Size of bakeries: production, 1,000 sq. ft.; 200 linear ft. of display space
Number of bakery employees: 20
Bakery sales: $1.6 million, 7% of total store sales
Product breakdown: bread, 50%; pastry, 50%
Product line: full line of hearth and pan breads, muffins, scones, cookies, cakes, cheesecakes, tarts, pies and single-serve items
Major equipment: 3-deck hearth oven, single rack oven, proofer, spiral mixers, baguette moulder, refrigerator/freezer
Plans: move production to a commissary, cross-train staff for both bread and pastry, develop a truly gluten-free product line
Bakery supply distributors: United Foods, Dawn Food Products, U.S. Foodservice
Tiramisu, slice $4.99
Lemon cheesecake cup $2.99
Pumpkin cheesecake, 8 ins. $15.99
Traditional New York cheesecake, 10 ins. $29.99
Chocolate mousse cake, 9 ins., two layers $24.99
9 ins., three layers $32.99
Carrot Babycake $16.99
Scottish oat scones $2.25
Macaroons, dozen $10.89
Decorated cupcake, medium, dozen $17.00
Chocolate chip cookie, each $1.25
Pumpkin pie, 9 ins. $8.99
Pecan pie, 9 ins. $14.99
Chocolate mousse cup $1.99
French baguette $2.49
Persian flatbread $2.99

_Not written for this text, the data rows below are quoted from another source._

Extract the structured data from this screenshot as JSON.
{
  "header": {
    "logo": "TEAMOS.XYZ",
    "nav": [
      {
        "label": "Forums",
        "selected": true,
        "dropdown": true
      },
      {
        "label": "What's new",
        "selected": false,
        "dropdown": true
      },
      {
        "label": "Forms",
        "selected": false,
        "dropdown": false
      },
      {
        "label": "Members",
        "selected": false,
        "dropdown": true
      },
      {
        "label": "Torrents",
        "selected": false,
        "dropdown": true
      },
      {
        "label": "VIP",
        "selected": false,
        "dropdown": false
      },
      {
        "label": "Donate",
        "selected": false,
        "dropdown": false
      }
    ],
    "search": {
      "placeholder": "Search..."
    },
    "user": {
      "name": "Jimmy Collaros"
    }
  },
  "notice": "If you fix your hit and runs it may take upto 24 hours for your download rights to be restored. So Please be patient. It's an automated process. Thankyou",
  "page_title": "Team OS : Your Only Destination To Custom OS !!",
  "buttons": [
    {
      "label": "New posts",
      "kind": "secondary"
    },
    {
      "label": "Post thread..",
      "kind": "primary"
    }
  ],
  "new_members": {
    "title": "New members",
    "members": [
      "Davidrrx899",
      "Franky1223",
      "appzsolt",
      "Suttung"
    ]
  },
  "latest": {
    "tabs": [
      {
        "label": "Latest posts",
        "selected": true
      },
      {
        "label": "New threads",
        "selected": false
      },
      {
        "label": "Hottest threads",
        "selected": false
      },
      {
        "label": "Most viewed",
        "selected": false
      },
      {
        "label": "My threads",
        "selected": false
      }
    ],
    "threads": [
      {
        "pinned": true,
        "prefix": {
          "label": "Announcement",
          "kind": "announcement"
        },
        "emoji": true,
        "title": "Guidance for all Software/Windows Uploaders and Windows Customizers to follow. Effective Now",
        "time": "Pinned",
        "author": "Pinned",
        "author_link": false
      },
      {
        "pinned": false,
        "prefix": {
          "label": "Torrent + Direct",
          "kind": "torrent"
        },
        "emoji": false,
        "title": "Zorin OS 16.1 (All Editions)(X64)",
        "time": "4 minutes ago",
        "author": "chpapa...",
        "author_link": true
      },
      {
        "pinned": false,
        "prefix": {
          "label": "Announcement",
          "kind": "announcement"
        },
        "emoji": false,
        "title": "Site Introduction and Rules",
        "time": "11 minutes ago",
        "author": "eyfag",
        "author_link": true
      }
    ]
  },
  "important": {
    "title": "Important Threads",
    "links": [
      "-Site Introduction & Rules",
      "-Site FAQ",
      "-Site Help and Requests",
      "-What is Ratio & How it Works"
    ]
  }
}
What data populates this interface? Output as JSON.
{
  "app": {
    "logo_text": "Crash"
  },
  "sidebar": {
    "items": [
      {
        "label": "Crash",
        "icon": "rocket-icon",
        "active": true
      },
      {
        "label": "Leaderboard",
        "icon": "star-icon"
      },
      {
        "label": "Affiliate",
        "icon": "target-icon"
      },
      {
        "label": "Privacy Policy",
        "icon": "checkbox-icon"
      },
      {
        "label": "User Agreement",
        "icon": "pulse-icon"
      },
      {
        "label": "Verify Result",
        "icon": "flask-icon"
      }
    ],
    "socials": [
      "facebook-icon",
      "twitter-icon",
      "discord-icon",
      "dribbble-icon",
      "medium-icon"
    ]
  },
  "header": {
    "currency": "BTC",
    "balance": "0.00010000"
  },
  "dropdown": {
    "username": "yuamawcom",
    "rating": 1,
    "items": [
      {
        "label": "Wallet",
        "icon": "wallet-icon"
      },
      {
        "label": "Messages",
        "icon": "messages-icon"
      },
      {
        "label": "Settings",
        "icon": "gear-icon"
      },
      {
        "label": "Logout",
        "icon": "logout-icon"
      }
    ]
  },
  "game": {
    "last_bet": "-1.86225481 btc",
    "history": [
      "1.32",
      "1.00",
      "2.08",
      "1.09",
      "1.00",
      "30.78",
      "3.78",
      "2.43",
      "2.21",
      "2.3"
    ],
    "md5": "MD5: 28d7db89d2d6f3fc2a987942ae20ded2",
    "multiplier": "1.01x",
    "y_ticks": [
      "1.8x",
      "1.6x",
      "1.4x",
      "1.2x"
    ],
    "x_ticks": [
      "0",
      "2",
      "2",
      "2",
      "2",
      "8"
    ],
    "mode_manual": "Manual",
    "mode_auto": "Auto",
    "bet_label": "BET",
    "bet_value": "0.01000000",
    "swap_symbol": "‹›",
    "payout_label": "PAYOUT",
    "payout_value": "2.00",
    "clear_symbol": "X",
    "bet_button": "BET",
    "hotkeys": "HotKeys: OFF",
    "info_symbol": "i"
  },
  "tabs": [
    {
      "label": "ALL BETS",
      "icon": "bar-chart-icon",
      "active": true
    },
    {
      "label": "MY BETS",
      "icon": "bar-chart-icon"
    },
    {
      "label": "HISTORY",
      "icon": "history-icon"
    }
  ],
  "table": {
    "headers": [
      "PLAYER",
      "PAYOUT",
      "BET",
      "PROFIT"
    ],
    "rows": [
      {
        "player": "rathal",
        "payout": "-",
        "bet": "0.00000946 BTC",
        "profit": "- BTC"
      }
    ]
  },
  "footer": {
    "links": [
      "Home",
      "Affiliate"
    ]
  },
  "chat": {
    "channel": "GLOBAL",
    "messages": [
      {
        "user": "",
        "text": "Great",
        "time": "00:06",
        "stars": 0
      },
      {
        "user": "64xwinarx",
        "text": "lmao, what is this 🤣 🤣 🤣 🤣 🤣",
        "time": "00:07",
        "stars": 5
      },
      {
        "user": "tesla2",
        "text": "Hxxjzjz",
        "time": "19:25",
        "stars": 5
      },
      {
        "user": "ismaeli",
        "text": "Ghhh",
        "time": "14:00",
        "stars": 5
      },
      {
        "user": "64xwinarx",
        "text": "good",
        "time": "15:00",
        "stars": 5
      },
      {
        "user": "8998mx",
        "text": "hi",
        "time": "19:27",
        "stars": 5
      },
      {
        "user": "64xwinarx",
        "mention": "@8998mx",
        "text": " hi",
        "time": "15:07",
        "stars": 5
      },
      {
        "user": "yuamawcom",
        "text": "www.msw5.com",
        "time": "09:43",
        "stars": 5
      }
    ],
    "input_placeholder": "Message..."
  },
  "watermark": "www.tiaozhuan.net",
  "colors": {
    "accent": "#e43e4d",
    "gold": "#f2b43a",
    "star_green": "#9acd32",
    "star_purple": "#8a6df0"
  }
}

White bread $1.99
Cracked wheat farm batard $2.29
Whole wheat rolls $0.75
Sourdough, 18 ozs. $3.99